In contrast, bad dreams get tangled and trapped within the protective web. As daylight illuminates the sky, unwanted nightmares perish – destroyed by the first rays of morning light.

Thus, properly installed dreamcatchers allow people to experience sound, peaceful sleep and awaken refreshed with positive dreams bringing insight. They also safeguard dreamers from the negative energies of nightmares and evil omens lurking in the dark.

The Deeper Meaning Behind Each Part of a Dreamcatcher

Modern mass-produced versions abound today, but traditional dreamcatchers made by artisans carry profound symbolism tied to Native American spiritual beliefs. First Nations cultures view all of life as interconnected through unseen forces and energy flows.

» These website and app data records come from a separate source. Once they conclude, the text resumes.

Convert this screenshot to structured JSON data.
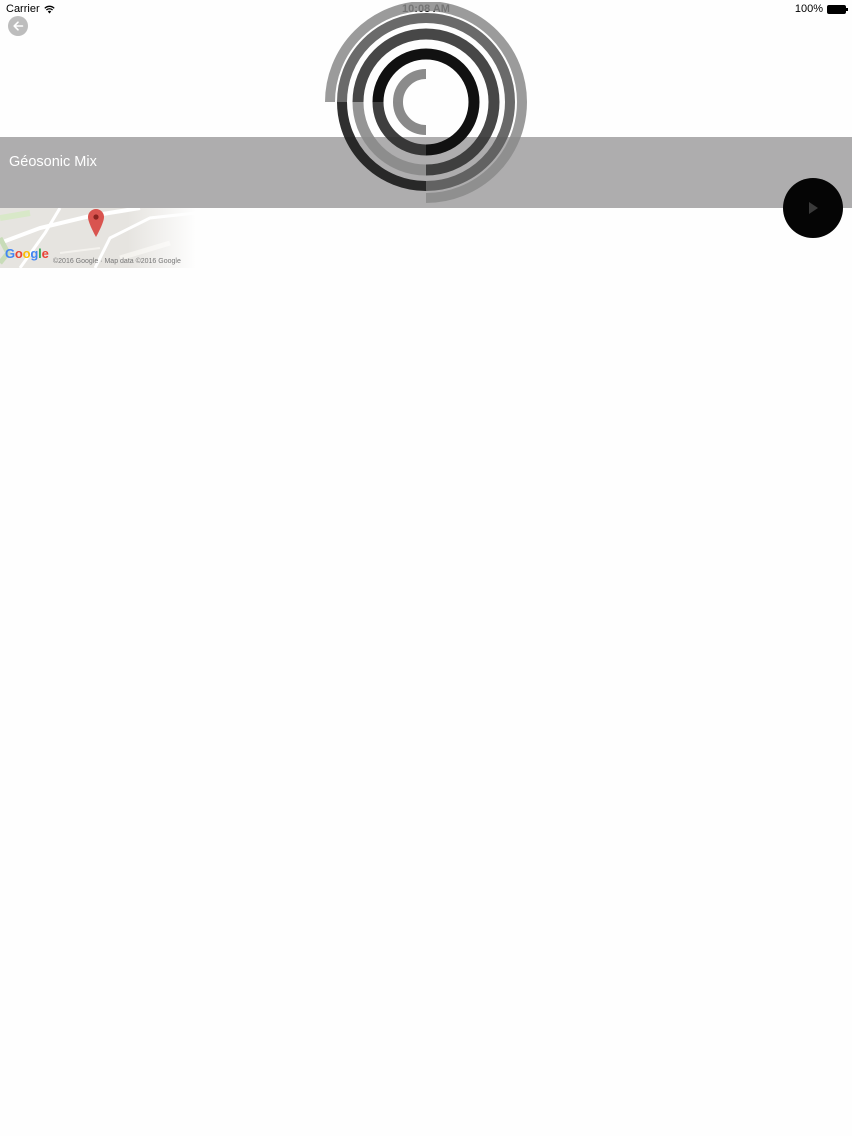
{
  "status_bar": {
    "carrier": "Carrier",
    "time": "10:08 AM",
    "battery": "100%"
  },
  "player": {
    "track_title": "Géosonic Mix"
  },
  "map": {
    "google_logo": "Google",
    "copyright": "©2016 Google · Map data ©2016 Google"
  },
  "colors": {
    "banner": "#aeadae",
    "play_button": "#050505"
  },
  "icons": {
    "back": "back-arrow-icon",
    "play": "play-icon",
    "wifi": "wifi-icon",
    "battery": "battery-icon",
    "pin": "map-pin-icon"
  }
}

The Circle

The round or tear-shaped frame represents unity, completeness, cycles and the sacred hoop or circle of life common to many First Nations philosophies. Interwoven links show how all things in the universe connect in an intricate web.

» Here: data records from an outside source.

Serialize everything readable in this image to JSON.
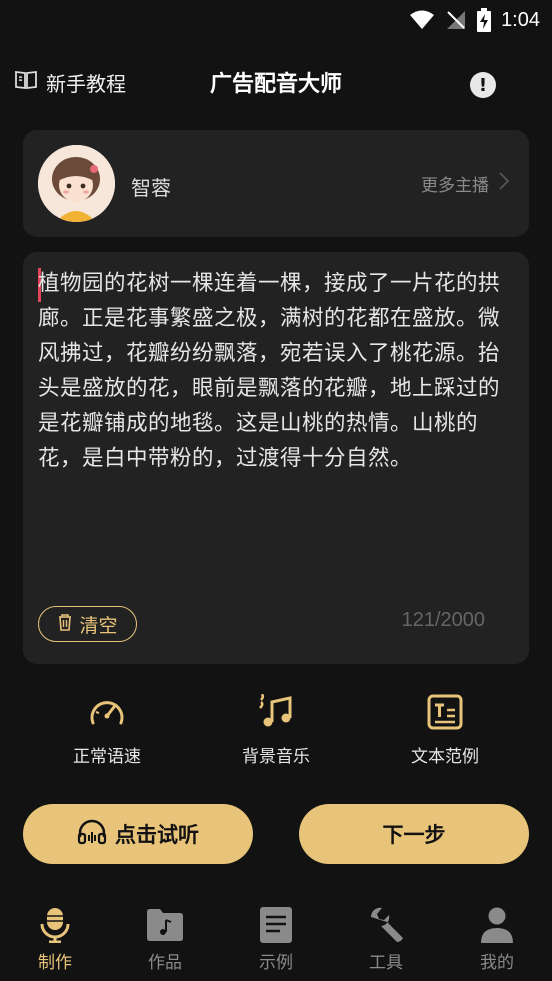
{
  "status_bar": {
    "time": "1:04"
  },
  "header": {
    "tutorial_label": "新手教程",
    "title": "广告配音大师"
  },
  "anchor": {
    "name": "智蓉",
    "more_label": "更多主播"
  },
  "editor": {
    "text": "植物园的花树一棵连着一棵，接成了一片花的拱廊。正是花事繁盛之极，满树的花都在盛放。微风拂过，花瓣纷纷飘落，宛若误入了桃花源。抬头是盛放的花，眼前是飘落的花瓣，地上踩过的是花瓣铺成的地毯。这是山桃的热情。山桃的花，是白中带粉的，过渡得十分自然。",
    "clear_label": "清空",
    "counter": "121/2000"
  },
  "tools": [
    {
      "label": "正常语速",
      "icon": "speedometer-icon"
    },
    {
      "label": "背景音乐",
      "icon": "music-note-icon"
    },
    {
      "label": "文本范例",
      "icon": "text-sample-icon"
    }
  ],
  "actions": {
    "preview_label": "点击试听",
    "next_label": "下一步"
  },
  "tabs": [
    {
      "label": "制作",
      "icon": "microphone-icon",
      "active": true
    },
    {
      "label": "作品",
      "icon": "folder-music-icon",
      "active": false
    },
    {
      "label": "示例",
      "icon": "document-icon",
      "active": false
    },
    {
      "label": "工具",
      "icon": "wrench-icon",
      "active": false
    },
    {
      "label": "我的",
      "icon": "user-icon",
      "active": false
    }
  ],
  "colors": {
    "accent": "#e8c37a",
    "background": "#121212",
    "card": "#222222",
    "cursor": "#e0455a"
  }
}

The circle reflects the sun, moon cycles, and the planet itself. It marks seasons, the circle of life from birth to death to rebirth, and moments joining day and night.

The Web

Spider Woman’s magical woven net captures dreams and snares dark nightmares. The connecting strands symbolize metaphysical bonds uniting people, communities, animal kin, and plant nations across the land together as one family.

For Native peoples, vivid dreams brought prophecies, visions, messages from spirit guides. Dreamcatchers ensure only sparkling strands of insight filter through this realm barrier.


Feathers reflect breath, lightness, wisdom from sky worlds and the ability to connect physical and spiritual planes. Birds soar between earthly and celestial domains as spiritual messengers.

Often white feathers hang, representing enlightenment, purity, peace and light. Some add feathers of eagles, honored as sacred messenger birds in many Native cultures. Others use feathers from magical birds like owls and ravens.

Beads, Shells and Gemstones

Adding beads, shells or shiny gemstones serve both a decorative and functional purpose. As positive dreams slide down the feather strands, they collect vivid insights contained in these adornments.

Specific types of beads and stones have individual meanings, bringing the essence of animals, elements or higher vibrations. Customizing choices impart blessings, medicine, and luck based on First Nations teachings.

Making Your Own Dreamcatcher – Customs and Rituals

For Native artists, crafting dreamcatchers enables self-expression while honoring spiritual gifts from ancestors and guiding forces like Spider Woman. Customization makes each dreamcatcher unique.

Intricate techniques and designs pass between generations as elders patiently teach youngsters how to wand willow rings with sinew and weave magical nets. Tribal artisans devote days infusing handiwork with meditative care in remote workshops.

Creating a dreamcatcher involves customization – winding personally meaningful beads, feathers, charms into the frame while reflecting on what dreams or visions the maker wishes to welcome or protect against.

Dreamcatcher artistry practices patience, mindfulness and meditation. The process awakens imagination and intuition for both artisan and recipient. More than mere decor, the protective charm contains part of its creator’s essence.

If you feel called to handcraft a dreamcatcher, here are the basic steps:

  • Obtain a willow hoop base or bend wood strips into a circle.
  • Tie sinew, twine or cord to the hoop, winding into a spider web pattern.
  • Adorn the dreamcatcher by threading personally meaningful beads, feathers, shells, stones, etc. onto the cords.
  • Hang your finished dreamcatcher securely above your bed or in a spot hit by first sunlight.

Infuse crafting with peaceful reflection on your hopes and intentions for auspicious dreams. Envision the dreamcatcher embodying your purpose before gifting it to another. Let Spider Woman’s legend awake your imagination and intuition.

Create a personalized dreamcatcher talisman to protect your sleep or as a meaningful gift invoking the mystical power of Spider Woman from Ojibwe lore.